C) even if we isolate whatever mechanism they have (and can synthesize it readily), it's still an immune modulator, so all the same caveats for steroid creams might apply at any significant dose.
Sure, but it wouldn't be an infection you could spread to other people. It also wouldn't be an infection that could grow, of its own accord, to undesirable levels within you. That's a huge improvement.
However when crossing hosts signals can get crossed and they can cause serious health problems like eating your retina, brain, hearts, etc. Be very careful with parasites that aren't evolved for humans.
Necator Americanus was always specialized to infect humans. But it evolved to infect Africans, who brought it to the new world.

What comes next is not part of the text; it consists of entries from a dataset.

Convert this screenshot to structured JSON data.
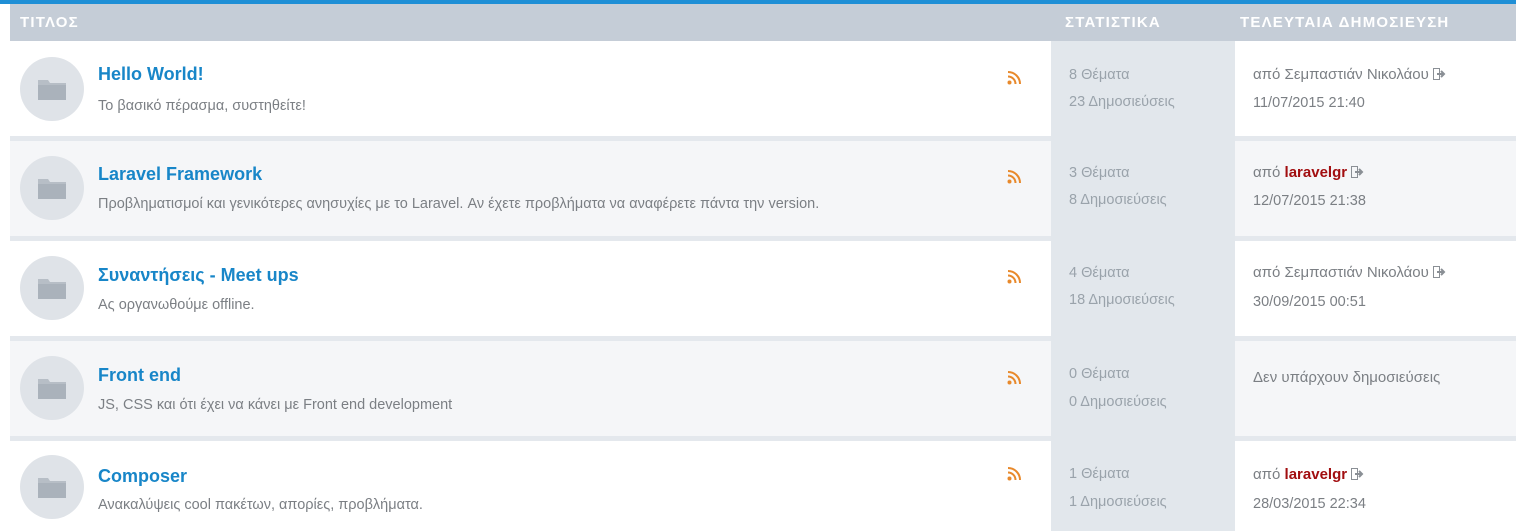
{
  "header": {
    "title_col": "ΤΙΤΛΟΣ",
    "stats_col": "ΣΤΑΤΙΣΤΙΚΑ",
    "last_col": "ΤΕΛΕΥΤΑΙΑ ΔΗΜΟΣΙΕΥΣΗ"
  },
  "colors": {
    "accent": "#1f8fd6",
    "header_bg": "#c5cdd7",
    "title_link": "#1886c8",
    "rss": "#e8892b",
    "admin_user": "#a20e10"
  },
  "icons": {
    "avatar": "folder-icon",
    "feed": "rss-icon",
    "jump": "sign-in-arrow-icon"
  },
  "forums": [
    {
      "title": "Hello World!",
      "description": "Το βασικό πέρασμα, συστηθείτε!",
      "topics": "8 Θέματα",
      "posts": "23 Δημοσιεύσεις",
      "last": {
        "prefix": "από",
        "user": "Σεμπαστιάν Νικολάου",
        "admin": false,
        "date": "11/07/2015 21:40"
      }
    },
    {
      "title": "Laravel Framework",
      "description": "Προβληματισμοί και γενικότερες ανησυχίες με το Laravel. Αν έχετε προβλήματα να αναφέρετε πάντα την version.",
      "topics": "3 Θέματα",
      "posts": "8 Δημοσιεύσεις",
      "last": {
        "prefix": "από",
        "user": "laravelgr",
        "admin": true,
        "date": "12/07/2015 21:38"
      }
    },
    {
      "title": "Συναντήσεις - Meet ups",
      "description": "Ας οργανωθούμε offline.",
      "topics": "4 Θέματα",
      "posts": "18 Δημοσιεύσεις",
      "last": {
        "prefix": "από",
        "user": "Σεμπαστιάν Νικολάου",
        "admin": false,
        "date": "30/09/2015 00:51"
      }
    },
    {
      "title": "Front end",
      "description": "JS, CSS και ότι έχει να κάνει με Front end development",
      "topics": "0 Θέματα",
      "posts": "0 Δημοσιεύσεις",
      "no_posts": "Δεν υπάρχουν δημοσιεύσεις"
    },
    {
      "title": "Composer",
      "description": "Ανακαλύψεις cool πακέτων, απορίες, προβλήματα.",
      "topics": "1 Θέματα",
      "posts": "1 Δημοσιεύσεις",
      "last": {
        "prefix": "από",
        "user": "laravelgr",
        "admin": true,
        "date": "28/03/2015 22:34"
      }
    }
  ]
}
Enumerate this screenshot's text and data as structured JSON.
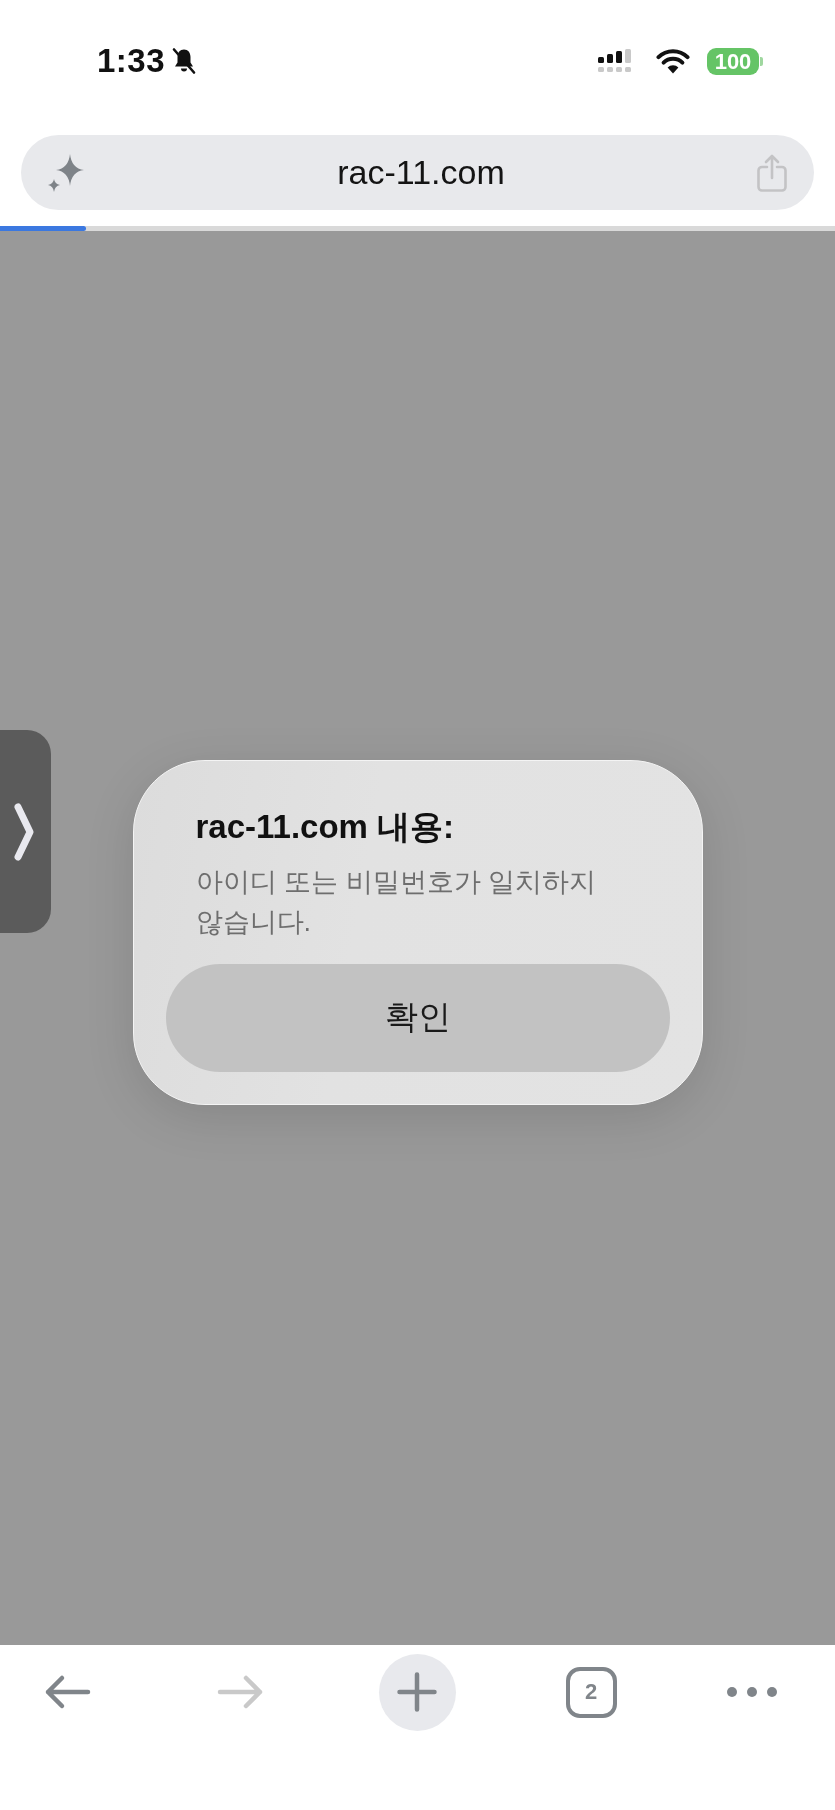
{
  "status_bar": {
    "time": "1:33",
    "silent": true,
    "battery": "100"
  },
  "address_bar": {
    "url": "rac-11.com",
    "progress": {
      "level": 0.103
    }
  },
  "dialog": {
    "title": "rac-11.com 내용:",
    "message": "아이디 또는 비밀번호가 일치하지 않습니다.",
    "buttons": [
      {
        "label": "확인"
      }
    ]
  },
  "toolbar": {
    "items": [
      {
        "kind": "back",
        "disabled": false
      },
      {
        "kind": "forward",
        "disabled": true
      },
      {
        "kind": "new_tab"
      },
      {
        "kind": "tabs",
        "count": "2"
      },
      {
        "kind": "more"
      }
    ]
  }
}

For blacks, it doesn't pose much of a problem. For whites, it does.
If this became a routine treatment, it seems pretty likely that they'd start being able to survive.
For something to evolve like that you need to re-introduce the mutated strains back to the source.

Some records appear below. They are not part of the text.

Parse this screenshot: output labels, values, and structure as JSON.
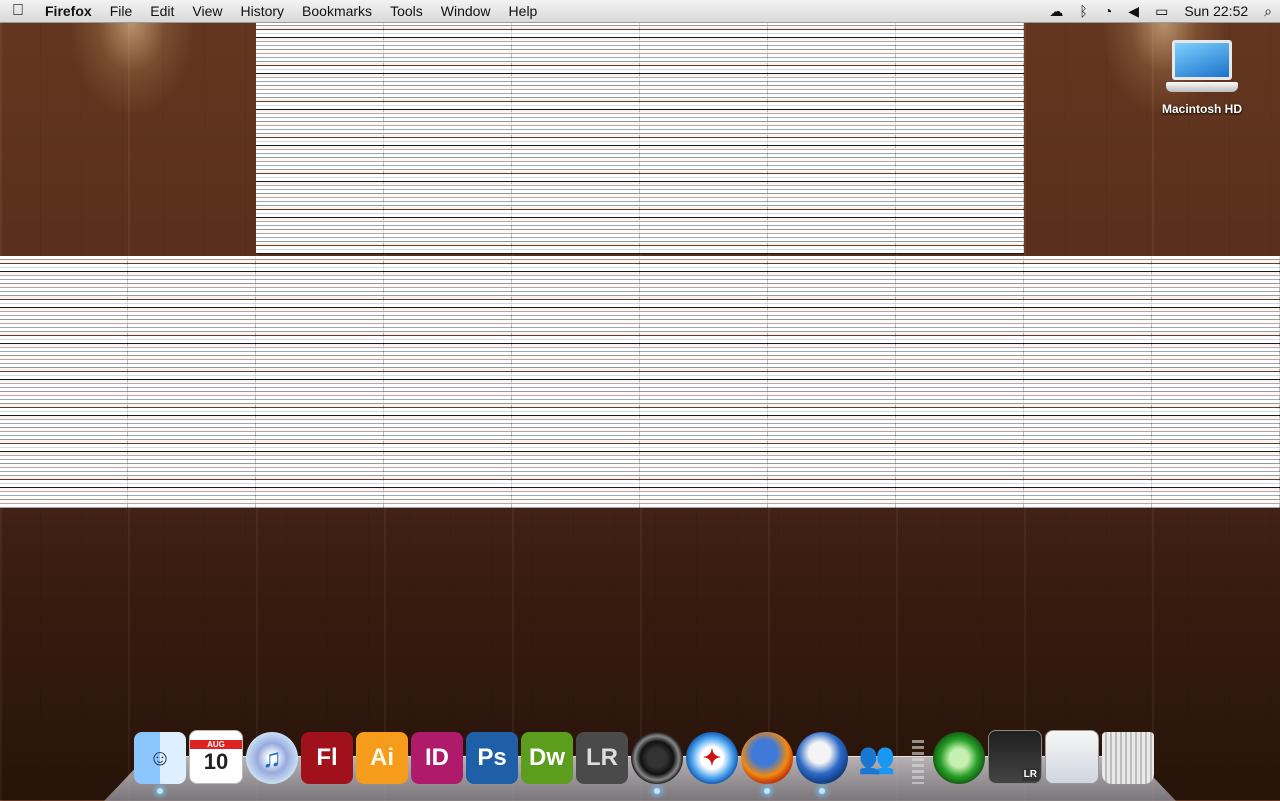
{
  "menubar": {
    "apple_icon": "apple-logo-icon",
    "app_name": "Firefox",
    "menus": [
      "File",
      "Edit",
      "View",
      "History",
      "Bookmarks",
      "Tools",
      "Window",
      "Help"
    ],
    "clock": "Sun 22:52",
    "status_icons": [
      "sync-icon",
      "bluetooth-icon",
      "wifi-icon",
      "volume-icon",
      "battery-icon",
      "spotlight-icon"
    ]
  },
  "desktop": {
    "icons": [
      {
        "label": "Macintosh HD",
        "icon": "laptop-drive-icon"
      }
    ]
  },
  "dock": {
    "items": [
      {
        "id": "finder",
        "icon": "finder-icon",
        "glyph": "☺",
        "running": true
      },
      {
        "id": "ical",
        "icon": "ical-icon",
        "month": "AUG",
        "day": "10",
        "running": false
      },
      {
        "id": "itunes",
        "icon": "itunes-icon",
        "glyph": "♫",
        "running": false
      },
      {
        "id": "flash",
        "icon": "flash-icon",
        "text": "Fl",
        "running": false
      },
      {
        "id": "illustrator",
        "icon": "illustrator-icon",
        "text": "Ai",
        "running": false
      },
      {
        "id": "indesign",
        "icon": "indesign-icon",
        "text": "ID",
        "running": false
      },
      {
        "id": "photoshop",
        "icon": "photoshop-icon",
        "text": "Ps",
        "running": false
      },
      {
        "id": "dreamweaver",
        "icon": "dreamweaver-icon",
        "text": "Dw",
        "running": false
      },
      {
        "id": "lightroom",
        "icon": "lightroom-icon",
        "text": "LR",
        "running": false
      },
      {
        "id": "camera",
        "icon": "camera-icon",
        "running": true
      },
      {
        "id": "safari",
        "icon": "safari-icon",
        "glyph": "✦",
        "running": false
      },
      {
        "id": "firefox",
        "icon": "firefox-icon",
        "running": true
      },
      {
        "id": "thunderbird",
        "icon": "thunderbird-icon",
        "running": true
      },
      {
        "id": "messenger",
        "icon": "messenger-icon",
        "glyph": "👥",
        "running": false
      }
    ],
    "right_items": [
      {
        "id": "timemachine",
        "icon": "time-machine-icon",
        "running": false
      },
      {
        "id": "lightroom-window",
        "icon": "lightroom-window-thumbnail-icon",
        "badge": "LR"
      },
      {
        "id": "firefox-window",
        "icon": "firefox-window-thumbnail-icon"
      },
      {
        "id": "trash",
        "icon": "trash-icon"
      }
    ]
  }
}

If there is no re-introduction (which there wouldn't be, because the worms would be bred in an isolated environment and not the sewer system), then there isn't really anything to worry about. There is no selection pressure at the point where breeding and distribution occurs.

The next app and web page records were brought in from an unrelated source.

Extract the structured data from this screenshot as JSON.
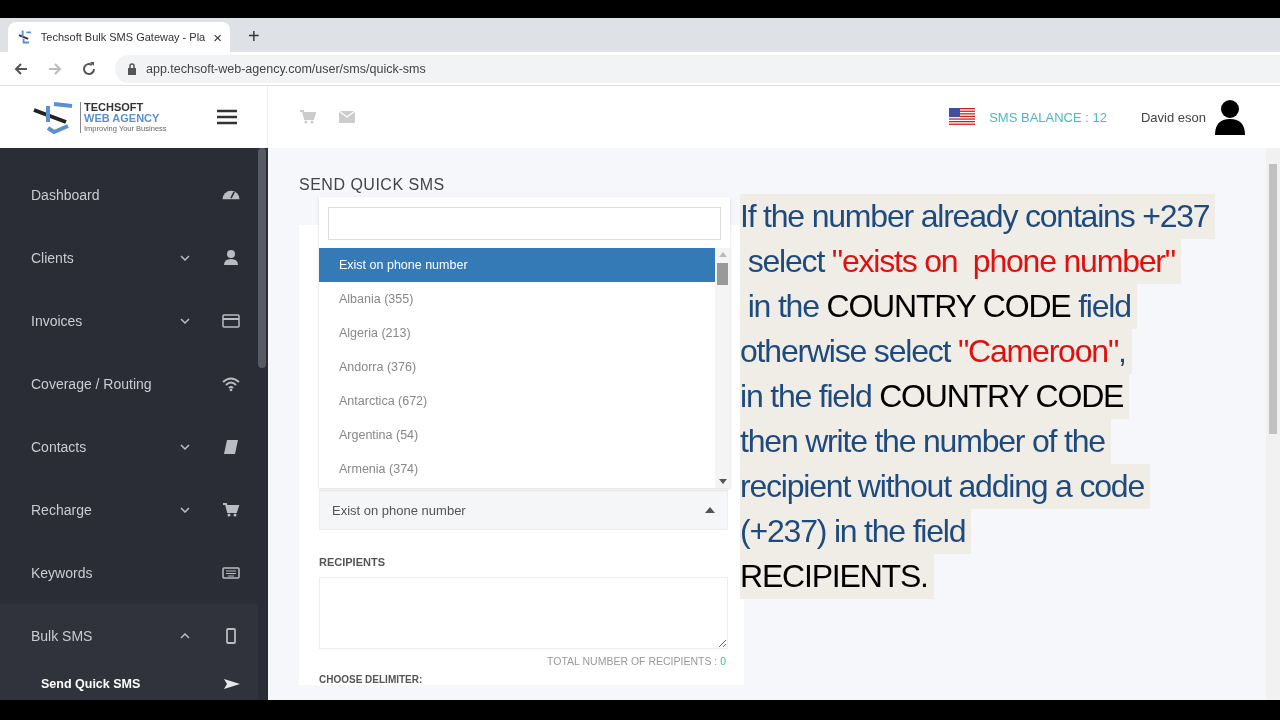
{
  "browser": {
    "tab": {
      "title": "Techsoft Bulk SMS Gateway - Pla",
      "close": "×"
    },
    "new_tab": "+",
    "url": "app.techsoft-web-agency.com/user/sms/quick-sms"
  },
  "header": {
    "logo": {
      "line1": "TECHSOFT",
      "line2": "WEB AGENCY",
      "tagline": "Improving Your Business"
    },
    "sms_balance": "SMS BALANCE : 12",
    "user": "David eson"
  },
  "sidebar": {
    "items": [
      {
        "label": "Dashboard",
        "kind": "link"
      },
      {
        "label": "Clients",
        "kind": "group",
        "expanded": false
      },
      {
        "label": "Invoices",
        "kind": "group",
        "expanded": false
      },
      {
        "label": "Coverage / Routing",
        "kind": "link"
      },
      {
        "label": "Contacts",
        "kind": "group",
        "expanded": false
      },
      {
        "label": "Recharge",
        "kind": "group",
        "expanded": false
      },
      {
        "label": "Keywords",
        "kind": "link"
      },
      {
        "label": "Bulk SMS",
        "kind": "group",
        "expanded": true,
        "children": [
          {
            "label": "Send Quick SMS",
            "selected": true
          }
        ]
      }
    ]
  },
  "main": {
    "title": "SEND QUICK SMS",
    "country_select": {
      "value": "Exist on phone number",
      "open": true,
      "options": [
        {
          "label": "Exist on phone number",
          "selected": true
        },
        {
          "label": "Albania (355)",
          "selected": false
        },
        {
          "label": "Algeria (213)",
          "selected": false
        },
        {
          "label": "Andorra (376)",
          "selected": false
        },
        {
          "label": "Antarctica (672)",
          "selected": false
        },
        {
          "label": "Argentina (54)",
          "selected": false
        },
        {
          "label": "Armenia (374)",
          "selected": false
        }
      ]
    },
    "recipients": {
      "label": "RECIPIENTS",
      "total_label": "TOTAL NUMBER OF RECIPIENTS : ",
      "total": "0"
    },
    "delimiter_label": "CHOOSE DELIMITER:"
  },
  "caption": {
    "lines": [
      [
        {
          "text": "If the number already contains +237",
          "kind": "plain"
        }
      ],
      [
        {
          "text": " select ",
          "kind": "plain"
        },
        {
          "text": "\"exists on  phone number\"",
          "kind": "highlight"
        }
      ],
      [
        {
          "text": " in the ",
          "kind": "plain"
        },
        {
          "text": "COUNTRY CODE",
          "kind": "term"
        },
        {
          "text": " field",
          "kind": "plain"
        }
      ],
      [
        {
          "text": "otherwise select ",
          "kind": "plain"
        },
        {
          "text": "\"Cameroon\"",
          "kind": "highlight"
        },
        {
          "text": ",",
          "kind": "plain"
        }
      ],
      [
        {
          "text": "in the field ",
          "kind": "plain"
        },
        {
          "text": "COUNTRY CODE",
          "kind": "term"
        }
      ],
      [
        {
          "text": "then write the number of the",
          "kind": "plain"
        }
      ],
      [
        {
          "text": "recipient without adding a code",
          "kind": "plain"
        }
      ],
      [
        {
          "text": "(+237) in the field",
          "kind": "plain"
        }
      ],
      [
        {
          "text": "RECIPIENTS.",
          "kind": "term"
        }
      ]
    ]
  }
}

I imagine if such a thing did occur, they would just kill the batch they were breeding and start over from a known strain.
(Not a microbiologist, so who knows though)
Helminthic therapy is a real thing for people with severe autoimmune issues. There are folks in the US right now walking around with relatively mild hookworm infections and substantially fewer autoimmune symptoms :)
That said, Coronado Biosciences ran a pork hookworm clinical trial in the treatment of inflammatory bowel syndrome and it failed. More work needed.
This is just anecdotal (I know someone who did this and says that it worked) -- but please do your own research and consult a healthcare professional!!!
This is huge gross factor, but if it would give me a normal life I could tolerate it.
I remember pooping a really long worm some years ago, and taking a anti-worm medicine...
you can make a test at your gp
Exquisite election, nothing like a Lernaeolophus to appreciate our fine mammalian lifestyle. Nasty Necator, otherwise... yuck.
These definitions were pulled from https://www.merriam-webster.com/dictionary/inoculate
Unlike Gwern, I still haven't shared any of it because I couldn't get my grabby hands on any of the actually effective ones, not even some more effective reuptake inhibitors (like, come on, I'm not asking for much, shitty healthcare systems!).
Plus, I don't think anyone cares... but apparently some people do huh.
What happens to people with narrowed arteries?
It can be prevented by using shoes and not walking barefoot.
There are also other species that infect cats and dogs. In those cases what often happens when the larva encounters a human is that it can enter the skin but it can't travel further, so it only does that first part with the itching and drawing red "lines" under the skin.